Shurooq has reaffirmed its sustainable tourism agenda across its portfolio
In the latest issue of Hotelier Middle East, we touched on how hoteliers’ priorities shifted almost overnight. Where “sustainability” used to be the buzzword, it has now been dwarfed by “hygiene” – rightly so, of course.
However as hospitality establishments creep towards normality again, so too will the importance of sustainability and eco-tourism.
The Sharjah Investment and Development Authority (Shurooq) has recently reaffirmed its range of sustainability initiatives in a bid to restart its eco-tourism business. Shurooq has been refining its offerings for years to both promote the emirate of Sharjah and boost sustainability across the hospitality sector.
Al Faya Retreat
Falling within Shurooq’s Sharjah Collection is Al Faya Retreat, an environmentally-friendly desert retreat. The destination necessitates the use of glass bottles, tree planting initiatives and various recycling practices to boost sustainability. Across the road from the retreat, its café using locally-sourced products to create experiences for guests.
The Kingfisher Retreat
Also in the portfolio, The Kingfisher Retreat has announced plans to open a turtle rehabilitation centre. It will tie up with the Environment and Protected Areas Authority (EPAA) in the emirate and continuously work to preserve crucial nearby habitats.
In addition, it has further improved visitor experiences with a host of sustainable initiatives to minimise its impact on the ecosystem.
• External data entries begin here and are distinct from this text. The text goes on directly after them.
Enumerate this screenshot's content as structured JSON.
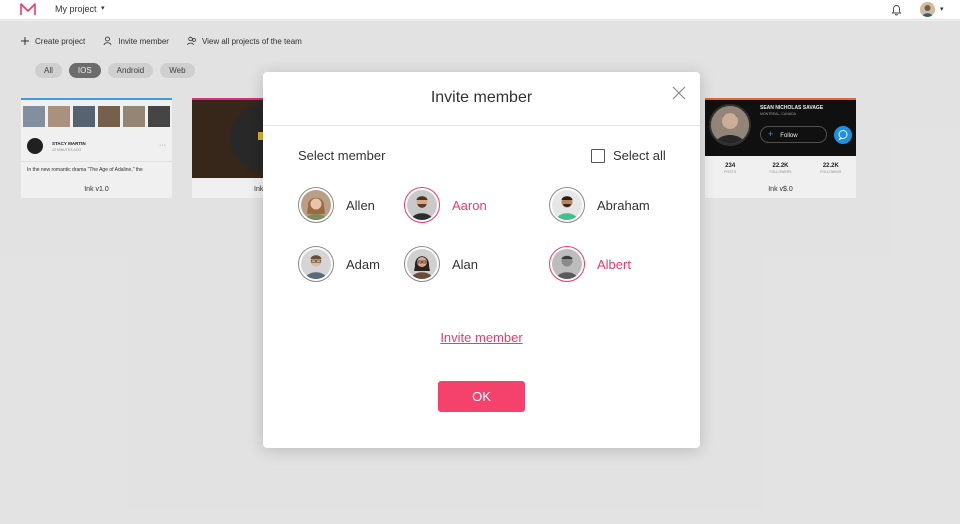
{
  "topbar": {
    "project_name": "My project",
    "caret": "▾"
  },
  "toolbar": {
    "create_project": "Create project",
    "invite_member": "Invite member",
    "view_all": "View all projects of the team"
  },
  "filters": [
    "All",
    "IOS",
    "Android",
    "Web"
  ],
  "filters_active": "IOS",
  "cards": {
    "card1": {
      "label": "Ink v1.0",
      "profile_name": "STACY MARTIN",
      "profile_time": "42 MINUTES AGO",
      "more": "···",
      "text": "In the new romantic drama \"The Age of Adaline,\" the"
    },
    "card2": {
      "label": "Ink"
    },
    "card4": {
      "label": "Ink v$.0",
      "name": "SEAN NICHOLAS SAVAGE",
      "location": "MONTREAL, CANADA",
      "follow": "Follow",
      "stats": [
        {
          "value": "234",
          "label": "POSTS"
        },
        {
          "value": "22.2K",
          "label": "FOLLOWERS"
        },
        {
          "value": "22.2K",
          "label": "FOLLOWING"
        }
      ]
    }
  },
  "modal": {
    "title": "Invite member",
    "select_label": "Select member",
    "select_all": "Select all",
    "members": [
      {
        "name": "Allen",
        "selected": false
      },
      {
        "name": "Aaron",
        "selected": true
      },
      {
        "name": "Abraham",
        "selected": false
      },
      {
        "name": "Adam",
        "selected": false
      },
      {
        "name": "Alan",
        "selected": false
      },
      {
        "name": "Albert",
        "selected": true
      }
    ],
    "invite_link": "Invite member",
    "ok": "OK"
  },
  "colors": {
    "accent": "#f0396a",
    "ok_button": "#f5426d",
    "chip_active": "#737373"
  }
}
Kingfisher Retreat is a car-free zone and bases its waste management plans on the principles of reduce, reuse, and recycling. An organic garden, bird water pond, turtle meeting point, nature walks, and beach cleaning activities are other eco highlights.
Al Badayer Retreat
Completing the Sharjah Collection by is Al Badayer Retreat. The destination draws inspiration from Emirati desert living. The resort offers desert-camping and dune experiences through 21 service rooms, 10 tents and a range of leisure activities.
The Chedi Al Bait, Sharjah
Home to 53 rooms and suites, The Chedi Al Bait Sharjah, is built on the foundations of 19th century coral stone houses. The five-star hotel uses traditional Emirati architectural cues, featuring Arabic-style furniture and decorations.
Beyond its tribute to the vernacular architecture of the region, the hotel has rolled out a range of sustainability initiatives. For one, it has done away with plastic, opting instead for steel straws, glass bottles, biodegradable bin bags and metal room keys.
Moreover, it recycles all its glass, cardboard, and kitchen oil as part of a zero-waste policy, the hotel also turns all organic and non-organic food waste into compost. Motion sensors for lighting help avoid unnecessary use of energy and optimises air-conditioning depending on occupancy. There is also an electric car charging station both for in-house guests and other visitors.